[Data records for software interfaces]
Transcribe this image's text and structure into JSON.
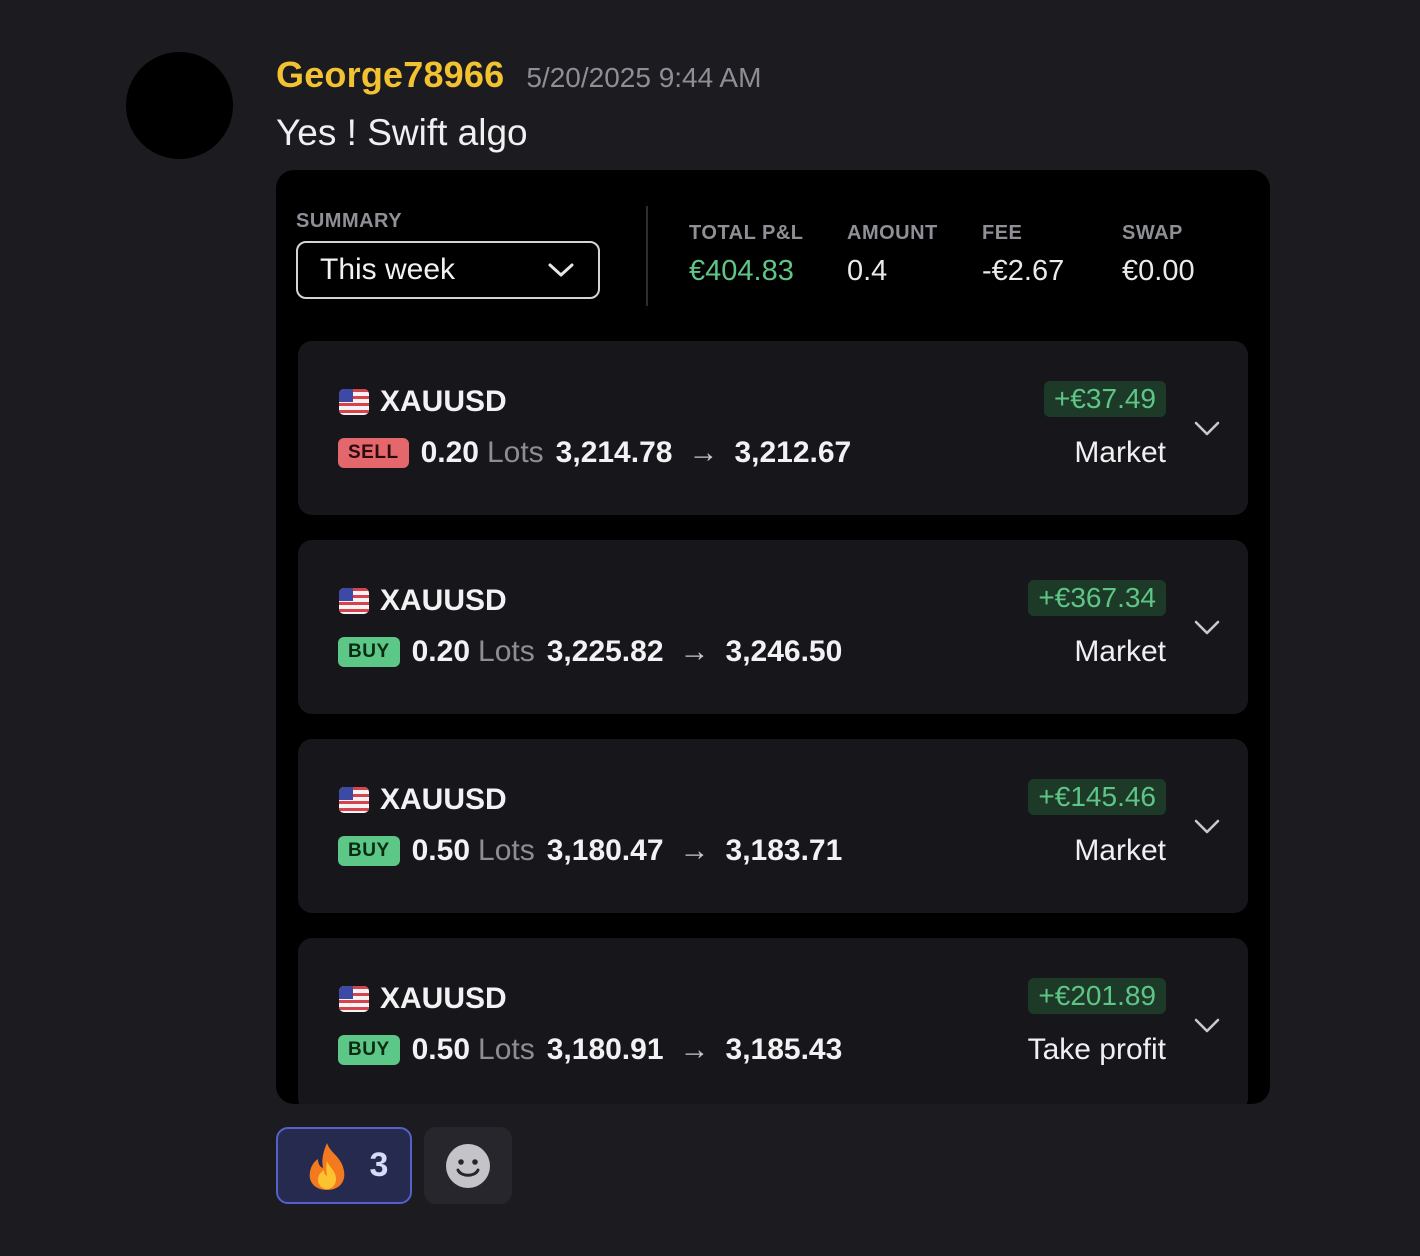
{
  "message": {
    "username": "George78966",
    "timestamp": "5/20/2025 9:44 AM",
    "text": "Yes ! Swift algo",
    "username_color": "#f2c230"
  },
  "summary": {
    "label": "SUMMARY",
    "period": "This week",
    "stats": [
      {
        "label": "TOTAL P&L",
        "value": "€404.83"
      },
      {
        "label": "AMOUNT",
        "value": "0.4"
      },
      {
        "label": "FEE",
        "value": "-€2.67"
      },
      {
        "label": "SWAP",
        "value": "€0.00"
      }
    ]
  },
  "trades": [
    {
      "symbol": "XAUUSD",
      "side": "SELL",
      "lots": "0.20",
      "lots_word": "Lots",
      "open": "3,214.78",
      "close": "3,212.67",
      "pnl": "+€37.49",
      "close_type": "Market"
    },
    {
      "symbol": "XAUUSD",
      "side": "BUY",
      "lots": "0.20",
      "lots_word": "Lots",
      "open": "3,225.82",
      "close": "3,246.50",
      "pnl": "+€367.34",
      "close_type": "Market"
    },
    {
      "symbol": "XAUUSD",
      "side": "BUY",
      "lots": "0.50",
      "lots_word": "Lots",
      "open": "3,180.47",
      "close": "3,183.71",
      "pnl": "+€145.46",
      "close_type": "Market"
    },
    {
      "symbol": "XAUUSD",
      "side": "BUY",
      "lots": "0.50",
      "lots_word": "Lots",
      "open": "3,180.91",
      "close": "3,185.43",
      "pnl": "+€201.89",
      "close_type": "Take profit"
    }
  ],
  "reactions": [
    {
      "emoji": "fire-icon",
      "count": "3"
    }
  ],
  "add_reaction_icon": "smiley-icon",
  "colors": {
    "background": "#1b1b20",
    "profit_green": "#5fc587",
    "sell_red": "#e4676b",
    "buy_green": "#5cc786",
    "reaction_accent": "#5561c9"
  }
}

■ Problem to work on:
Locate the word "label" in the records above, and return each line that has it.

■ Response to the exercise:
    "label": "SUMMARY",
        "label": "TOTAL P&L",
        "label": "AMOUNT",
        "label": "FEE",
        "label": "SWAP",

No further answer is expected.